giving human qualities to a non-human entity (The flowers bowed their heads. The stars played peek-a-boo behind the clouds.)
repetition of a vowel sound (I fly high in the sky. Repetition of the "I" sound.)
the final part of a narrative, the concluding action that follows the climax. It marks a period of reflection upon the preceding events, a determination of their consequences.
an occurrence where expectations of something happening are different than what actually happens. Thus, something entirely different happens from what the audience may be expecting to happen.
an element that recurs significantly throughout a narrative. It can be an image, idea, theme, situation, or action and usually serve to underscore a thematic point, but can also operate on a structural level.
background information before or at the beginning of a piece (The very beginning of a story where characters are introduced)
an exaggeration meant to add effect (I am so hungry I could eat a horse. I have a ton of homework.)
convincing someone to believe/do something by appealing to authority or credibility (A speaker presents a topic on the negative effects of smoking. He, himself, is battling lung cancer from smoking. The speaker has established credibility.)
figure of speech
not meant to be taken literally - simile, metaphor, personification, hyperbole
convincing someone to believe/do something by appealing to logic (The speaker will persuade the audience by presenting facts, statistics, and logical reasoning.
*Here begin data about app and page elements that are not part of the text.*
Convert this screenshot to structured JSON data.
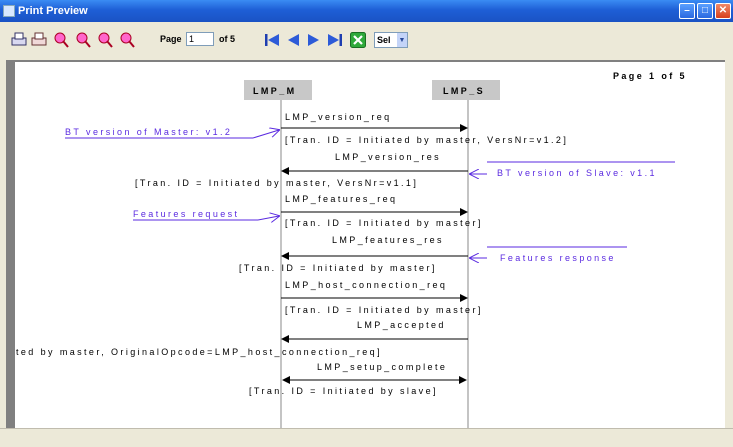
{
  "window": {
    "title": "Print Preview",
    "min_icon": "minimize-icon",
    "max_icon": "maximize-icon",
    "close_icon": "close-icon"
  },
  "toolbar": {
    "page_label": "Page",
    "page_value": "1",
    "of_label": "of 5",
    "select_value": "Sel",
    "icons": [
      "print-icon",
      "print-setup-icon",
      "zoom-in-icon",
      "zoom-out-icon",
      "zoom-fit-icon",
      "zoom-width-icon",
      "first-page-icon",
      "previous-page-icon",
      "next-page-icon",
      "last-page-icon",
      "close-preview-icon"
    ]
  },
  "page": {
    "header": "Page 1 of 5",
    "lifelines": [
      {
        "name": "LMP_M"
      },
      {
        "name": "LMP_S"
      }
    ],
    "messages": [
      {
        "label": "LMP_version_req",
        "direction": "right"
      },
      {
        "label": "[Tran. ID = Initiated by master, VersNr=v1.2]",
        "direction": "right"
      },
      {
        "label": "LMP_version_res",
        "direction": "left"
      },
      {
        "label": "[Tran. ID = Initiated by master, VersNr=v1.1]",
        "direction": "left"
      },
      {
        "label": "LMP_features_req",
        "direction": "right"
      },
      {
        "label": "[Tran. ID = Initiated by master]",
        "direction": "right"
      },
      {
        "label": "LMP_features_res",
        "direction": "left"
      },
      {
        "label": "[Tran. ID = Initiated by master]",
        "direction": "left"
      },
      {
        "label": "LMP_host_connection_req",
        "direction": "right"
      },
      {
        "label": "[Tran. ID = Initiated by master]",
        "direction": "right"
      },
      {
        "label": "LMP_accepted",
        "direction": "left"
      },
      {
        "label": "ted by master, OriginalOpcode=LMP_host_connection_req]",
        "direction": "left"
      },
      {
        "label": "LMP_setup_complete",
        "direction": "both"
      },
      {
        "label": "[Tran. ID = Initiated by slave]",
        "direction": "both"
      }
    ],
    "notes": [
      {
        "text": "BT version of Master: v1.2"
      },
      {
        "text": "BT version of Slave: v1.1"
      },
      {
        "text": "Features request"
      },
      {
        "text": "Features response"
      }
    ]
  }
}
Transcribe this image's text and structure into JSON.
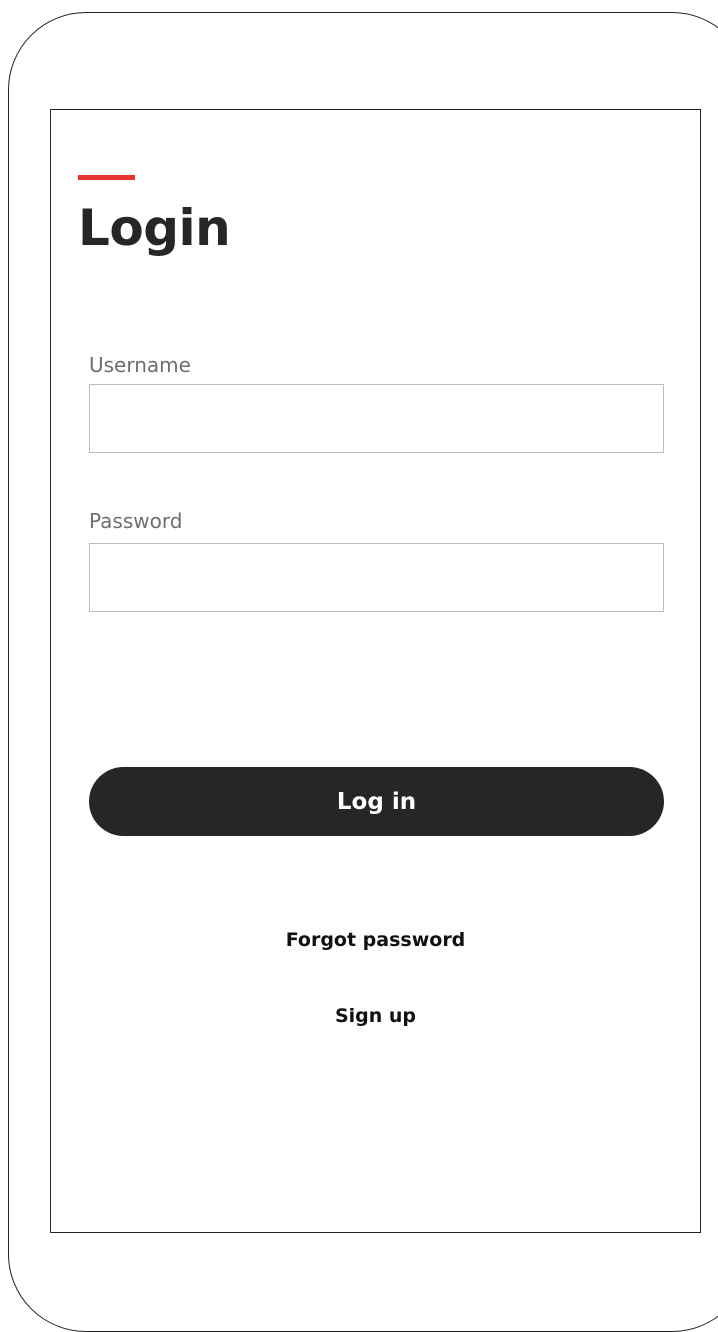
{
  "login": {
    "title": "Login",
    "username": {
      "label": "Username",
      "value": "",
      "placeholder": ""
    },
    "password": {
      "label": "Password",
      "value": "",
      "placeholder": ""
    },
    "submit_label": "Log in",
    "forgot_password_label": "Forgot password",
    "sign_up_label": "Sign up"
  },
  "colors": {
    "accent": "#e8342c",
    "button_background": "#262626",
    "button_text": "#ffffff",
    "title_text": "#262626",
    "label_text": "#6e6e6e",
    "input_border": "#bdbdbd"
  }
}
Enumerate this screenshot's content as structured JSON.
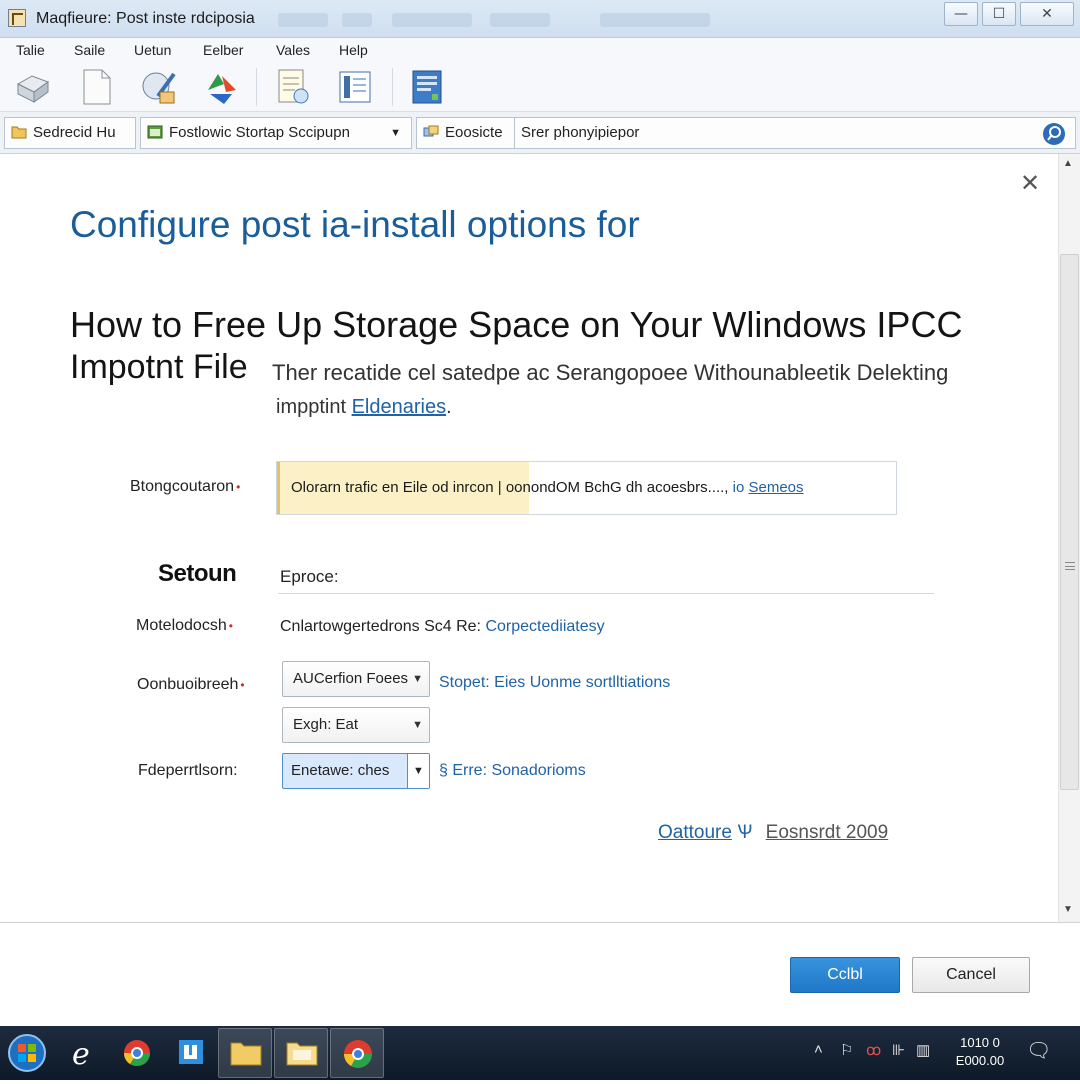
{
  "window": {
    "title": "Maqfieure: Post inste rdciposia",
    "controls": {
      "minimize": "—",
      "maximize": "☐",
      "close": "✕"
    }
  },
  "menu": [
    "Talie",
    "Saile",
    "Uetun",
    "Eelber",
    "Vales",
    "Help"
  ],
  "toolbar": {
    "icons": [
      "box-icon",
      "document-icon",
      "paint-icon",
      "recycle-icon",
      "notepad-icon",
      "list-document-icon",
      "report-icon"
    ]
  },
  "address_bar": {
    "crumb1": "Sedrecid Hu",
    "crumb2": "Fostlowic Stortap Sccipupn",
    "crumb3_label": "Eoosicte",
    "search_text": "Srer phonyipiepor"
  },
  "dialog": {
    "close_glyph": "✕",
    "heading": "Configure post ia-install options for",
    "article_title_line1": "How to Free Up Storage Space on Your Wlindows IPCC",
    "article_title_line2": "Impotnt File",
    "description_line1": "Ther recatide cel satedpe ac Serangopoee Withounableetik Delekting",
    "description_line2_prefix": "impptint",
    "description_line2_link": "Eldenaries",
    "description_line2_suffix": ".",
    "info_label": "Btongcoutaron",
    "info_text": "Olorarn trafic en Eile od inrcon | oonondOM BchG dh acoesbrs....,",
    "info_link_prefix": "io",
    "info_link": "Semeos",
    "section_title": "Setoun",
    "section_sub": "Eproce:",
    "row1_label": "Motelodocsh",
    "row1_value": "Cnlartowgertedrons Sc4 Re:",
    "row1_link": "Corpectediiatesy",
    "row2_label": "Oonbuoibreeh",
    "row2_select": "AUCerfion Foees",
    "row2_link": "Stopet: Eies Uonme sortlltiations",
    "row2_select2": "Exgh: Eat",
    "row3_label": "Fdeperrtlsorn:",
    "row3_select": "Enetawe: ches",
    "row3_link": "§ Erre: Sonadorioms",
    "footer_link1": "Oattoure",
    "footer_link1_glyph": "Ѱ",
    "footer_link2": "Eosnsrdt 2009"
  },
  "buttons": {
    "primary": "Cclbl",
    "cancel": "Cancel"
  },
  "taskbar": {
    "apps": [
      "start-orb",
      "internet-explorer-icon",
      "chrome-icon",
      "store-icon",
      "folder-icon",
      "folder-icon",
      "chrome-icon"
    ],
    "clock_time": "1010 0",
    "clock_date": "E000.00"
  },
  "colors": {
    "accent": "#1a5d99",
    "link": "#1f62a6",
    "primary_button": "#2683d2",
    "taskbar": "#16222f",
    "info_highlight": "#fcf1c6"
  }
}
A car dealer wanted a man to buy a new car, so they showed him information about gas mileage and low interest rates.)
expression of something which is contrary to the intended meaning - the words say one thing but mean another. Unexpected. (Saying that it's really hot outside in the middle of a blizzard.)
repetition of a grammatical structure in a sentence or piece of writing ("We the people, by the people, for the people...")
point of view
the perspective of the story. Can be 1st, 2nd, or 3rd person limited, omniscient, or objective
a character, rarely the central character in a narrative, that has only about one prominent trait
a struggle between a character and an outside force including another character, nature, or society
convincing someone to believe/do something by appealing to their emotions (The speaker will persuade the audience by telling an emotional story that makes them feel a certain way. He is appealing to their emotions. For example, commercials featuring trembling shelter animals appeal to your sense of compassion.)
a saying that is unique to a culture or language. It does not make sense when translated literally. (Break a leg! Cat got your tongue? I sat on pins and needles.)
native speech or language of a place (you know, that "warshing" machine). The way people talk based on where they live.
intention or objective in a piece of writing
a story told to make or support a point (To prove how horrible my day has been, I am going to tell you a story about my day, including spilling my coffee, getting stuck behind a tractor, losing my cell phone, and tripping over the curb.)
use of available means of persuasion
a similarity, on which a comparison can be made
to support a claim, the author references to something well-known by the general population (a book, movie, play, etc.) (If I said, "Just keep swimming, just keep swimming," I would be referring to the song from "Finding Nemo".)
sentence structure or the use of dashes, colons, hyphens, fragments, and parallelism
repetition of a consonant sound (Sally sells seashells by the seashore.)
a character who experiences a meaningful transformation over the course of the narrative
two or more ideas, places, characters, and their actions are placed side by side in a narrative or a poem for the purpose of developing comparisons and contrasts
speaker's attitude toward the subject or audience
a representation of an abstract or spiritual meaning through a concrete story - a literal story with a deeper meaning
two characters that highlight opposite traits in one another (Tybalt and Romeo in "Romeo and Juliet")
the direct representation of conversation between two or more characters
the author or person whose ideas are being presented
against the protagonist, the villain or bad guy or the story
formal writing rules
no contractions, only use 3rd person, correct punctuation, capitalization, spelling, and no slang